“Yep, he’s the one you always keep your eye on,” I said.

“Isn’t he just giving direction?”

“Does it look like he’s providing clear concise instructions?” I answered.

Rarely do I answer a question with a question, but the moment was too good to pass. As if on cue, the war-gods summoned another round of mayhem to amplify my point. A high-back Humvee pulled into the open lot and over 16 Marines climbed out of it. It should only hold eight. Another Humvee died right the middle of the lot, and at least five mechanics were working on it at the same time.

One specific mechanic, slightly smaller than the others, had somehow wedged himself in the engine with his arms and legs in the most peculiar position. I knew for a medical fact, that had I attempted that maneuver I’d sever my spine in 11 places, moments before pooping myself while speaking mandarin.

The Staff Sergeant in question issued another round of bellowing commands at the surrounding Marines, and his hysterical ramblings only intensified the confusion. Not one Marine seemed task-focused. The only accomplished activity I could identify was people multiplying in numbers, which is not the best answer given the circumstances.

Calming down during chaos

Our little group of cigar smokers gazed out into the turmoil. I compared the scene to a circus performance at the state fair. This was the show of shows. When you handed multiple acts of large animals, acrobats, and magicians to a crazed ring leader, you’re bound to intensify the confusion.

In our case, we supplied several military vehicles, personnel with combat gear, and a contortionist for a mechanic to a Marine staff sergeant whose head flames could start a California wildfire.

“Gunny, I’ll be the first sitting here to admit that I’d probably do the same thing he’s doing if I was in his shoes,” The staff sergeant said. “How could we handle this differently?”

“I’m glad you asked,” I said.

I pulled the last drag of smoke from my cigar before I stood up.


They waited for something else. I waited for the next question.

“After we’ve breathed, then what?” the staff sergeant asked, impatiently.

“You start with the first thing that comes to mind and move on from here.”

One of the things I never understood is how the answers to the most complex problems end up being the simplest. It’s never complicated, until we make it so.

I remembered my math teacher from High School would always say that question is easy when you know the answer, but seems hard when you’re searching for it. She would say it’s just as easy as when you didn’t know it, your searching is what made it difficult.

The circus performance wasn’t required, or necessary, but a common mistake made by leaders. When we don’t know what to do, our first instinct is to do everything at once, which in turn converts to accomplishing nothing at all.
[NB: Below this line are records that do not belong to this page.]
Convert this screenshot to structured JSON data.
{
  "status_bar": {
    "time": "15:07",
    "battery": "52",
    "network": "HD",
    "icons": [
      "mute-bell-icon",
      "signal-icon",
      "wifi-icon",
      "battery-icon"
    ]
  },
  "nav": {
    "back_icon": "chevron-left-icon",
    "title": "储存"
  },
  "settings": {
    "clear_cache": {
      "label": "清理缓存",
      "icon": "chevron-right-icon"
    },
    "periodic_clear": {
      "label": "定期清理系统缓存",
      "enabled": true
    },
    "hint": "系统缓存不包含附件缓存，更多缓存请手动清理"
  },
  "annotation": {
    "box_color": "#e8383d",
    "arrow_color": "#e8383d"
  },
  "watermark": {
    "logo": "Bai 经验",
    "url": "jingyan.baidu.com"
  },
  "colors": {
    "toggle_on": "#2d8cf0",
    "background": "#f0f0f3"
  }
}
The staff sergeant represented all of us in that position. Extinguishing a helmet fire is difficult for those around you, whether subordinate or superior, and it’s more challenging for the perpetrator. Can you see the top of your scalp without a mirror? Self-awareness is not a common response when in the midst of chaos.

It’s why that is the most important thing you must do as a leader. Take a moment to find your feet, plant them, and walk in a chosen direction. Give clear, concise, simplified direction, and spend the rest of your time putting out other people’s helmet fires.

“If there is anything I can say about the importance of a having a clear mind, it’s understanding the end-state,” I said. “Even an ugly win, is still a win, as long as you make that your goal.”

At the moment, I noticed something peculiar meddling about in our circus. A few unidentified characters may have more to teach us. I stopped. I watched. I waited.

Until then, I suggested that the staff sergeant sitting to my right attempt to extinguish the blazing glory of his counterpart across the lot. We had to get that blaze under control if we were to find our way out of this clusterf#$%@.

Semper Fidelis!!

bottom of page